As ANNUITAS is now running the 2015 version of their B2B Enterprise Demand Generation Survey online, I decided to analyse the 2014 version, first to give you my impression about the 2014 survey’s results, but also to be ready to compare this with the upcoming study.
For those who wouldn’t know about ANNUITAS, this is a B2B Demand Generation Strategy based in the US in Atlanta (HQ), Boston and SF. On their homepage they describe themselves as a team of passionate B2B marketers, technologists and strategists that thrive on helping clients drive perpetual revenue through an integrated and holistic demand generation strategy.
First of all I think this is important to precise that this study only exceeded $250M in annual revenue, which is not so common for such studies, as SMB are very often taken into account.
By the way, before I start, if you don’t feel so comfortable with the concept of Demand Generation, I like the definition that HubSpot give on their on their blog.
Demand Generation Overview
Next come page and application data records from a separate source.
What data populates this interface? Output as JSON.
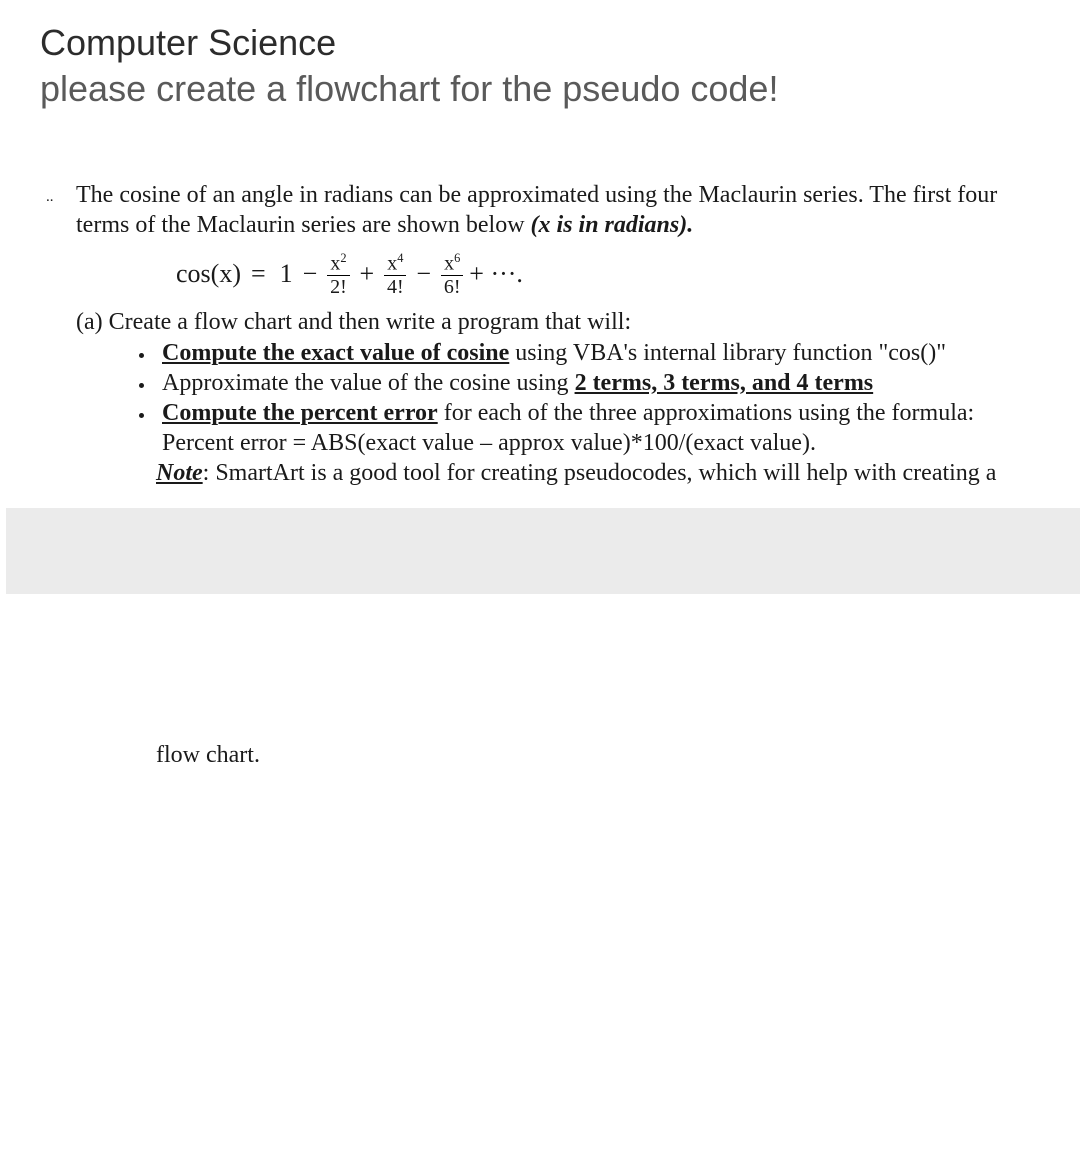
{
  "header": {
    "subject": "Computer Science",
    "request": "please create a flowchart for the pseudo code!"
  },
  "problem": {
    "lead_bullet": "..",
    "intro_part1": "The cosine of an angle in radians can be approximated using the Maclaurin series. The first four terms of the Maclaurin series are shown below ",
    "intro_emph": "(x is in radians).",
    "formula": {
      "lhs": "cos(x)",
      "eq": "=",
      "first": "1",
      "op1": "−",
      "f1_num_base": "x",
      "f1_num_pow": "2",
      "f1_den": "2!",
      "op2": "+",
      "f2_num_base": "x",
      "f2_num_pow": "4",
      "f2_den": "4!",
      "op3": "−",
      "f3_num_base": "x",
      "f3_num_pow": "6",
      "f3_den": "6!",
      "trail": "+ ···."
    },
    "part_a_lead": "(a) Create a flow chart and then write a program that will:",
    "bullets": {
      "b1_ul": "Compute the exact value of cosine",
      "b1_rest": " using VBA's internal library function \"cos()\"",
      "b2_lead": "Approximate the value of the cosine using ",
      "b2_ul": "2 terms, 3 terms, and 4 terms",
      "b3_ul": "Compute the percent error",
      "b3_rest": " for each of the three approximations using the formula:  Percent error = ABS(exact value – approx value)*100/(exact value)."
    },
    "note_label": "Note",
    "note_text": ": SmartArt is a good tool for creating pseudocodes, which will help with creating a",
    "continuation": "flow chart."
  }
}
The first element that struck me is the wording of the first question: “How many Demand Generation programs/campaigns do you run on an annual basis?”. I must admit that I am a little bit surprised that the concepts of marketing programs and marketing campaigns are not differentiated here. 60% of the B2B marketers declared that they performed more than 15 marketing programs/campaigns in a year, but IMHO this number doesn’t mean much as far as we don’t differentiate “marketing campaign” from “marketing program”. E.g. You can create a marketing program aimed at reinforcing your new business generation, which will be supported by a series of dedicated campaigns: a cross-selling campaign (trigger marketing via your marketing automation tool), a worldwide telemarketing prospection campaign, a online advertisement campaign (LinkedIn pay-per-click) and so on. So the conclusion should be that B2B marketers focused more on quantity and quality, but that they don’t perceive the difference between a campaign and a program.
I couldn’t agree more with ANNUITAS’ conclusion about the below chart: “This shows that there is a wide gap between what marketers are saying they want to do and what they are actually able to measure.”